Publishing white papers is a great way to showcase your in-house knowledge. Instead of distributing press releases many companies are opting to publish something of substance that can be archived and referred to for years to come. By producing an authoritative report or guide geared toward a particular issue or problem you can easily assert yourself as an expert in your industry; push aside your competition, and significantly stand out to your target audience.
An effective white paper starts with good business writing. It's important to know your subject matter inside and out. In-depth research is crucial to ensuring your white paper is unique and not a duplication of something already available. Noting valuable sources or expanding on established perspectives is perfectly legitimate. You need to understand what your reader has been exposed to and use common vernacular. Your white paper needs to address a concern or problem commonly known amongst your target audience.
The best way to get the word out about your white paper is by joining online communities, such as: LinkedIn, Facebook, Twitter, Scribd or Slideshare. There are lots of places online to connect to like-minded people. You'll need to spend some time listening to the conversations that are taking place amongst these networks and integrate yourself into existing dialogues. Answer questions, ask questions, share helpful links, and make yourself approachable. This network can help you with topics and subject matter; along with, distribution of your white paper.
Social networks have an incredibly proficient system for distributing informative or entertaining content. It has been said that all it takes is 7,500 committed, talented word of mouthers to seed a message with, so that every single Canadian would hear about it in 12 weeks (providing you had the right product & newsworthy message) This idea of Sean Moffitt, a Canadian author; along with, other multiple sources can easily be applied for Australian's as well. Both countries share approximately the same population and online behaviour.
This means that it's theoretically possible for your white paper to be read and discussed by a broad audience if you do your homework and research the topic while actively engaging with an influential online network.

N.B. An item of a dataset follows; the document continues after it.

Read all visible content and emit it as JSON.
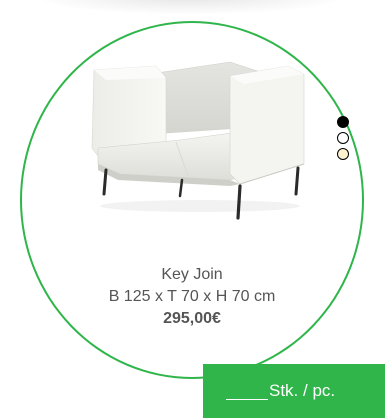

It used to be that wide-spread publicity had to be paid for with fancy advertising and colourful commercials; however, when it comes to online the situation is very different. People want to identify with brands by learning more about the people who work behind the scenes. They want to understand what goes into a typical day and when new developments occur a fan of your brand will want to know about it. Back in the old days breakthroughs were kept in-house, and customers only heard about them when a product was already launched into the market. Now we have crowdsourcing and ways to involve the consumer with the process of creating, promoting and distributing products.
Things have changed since the advent of the information revolution and instead of an ad or press release telling a customer about a new product- it's more impactful to publish a behind-the-scenes expose showcasing all the elements that went into this new development. A white paper can keep people on the edge of their seat because they get a small glimpse into the developments of what awaits them.
Consumers are savvy and intelligent. They want to learn more about how products are made and what is involved in producing the products they buy. The science behind the product is an effective way to explain something new in a manner that demonstrates to the customer that you respect their intelligence enough not to merely explain your brand or product as a slogan.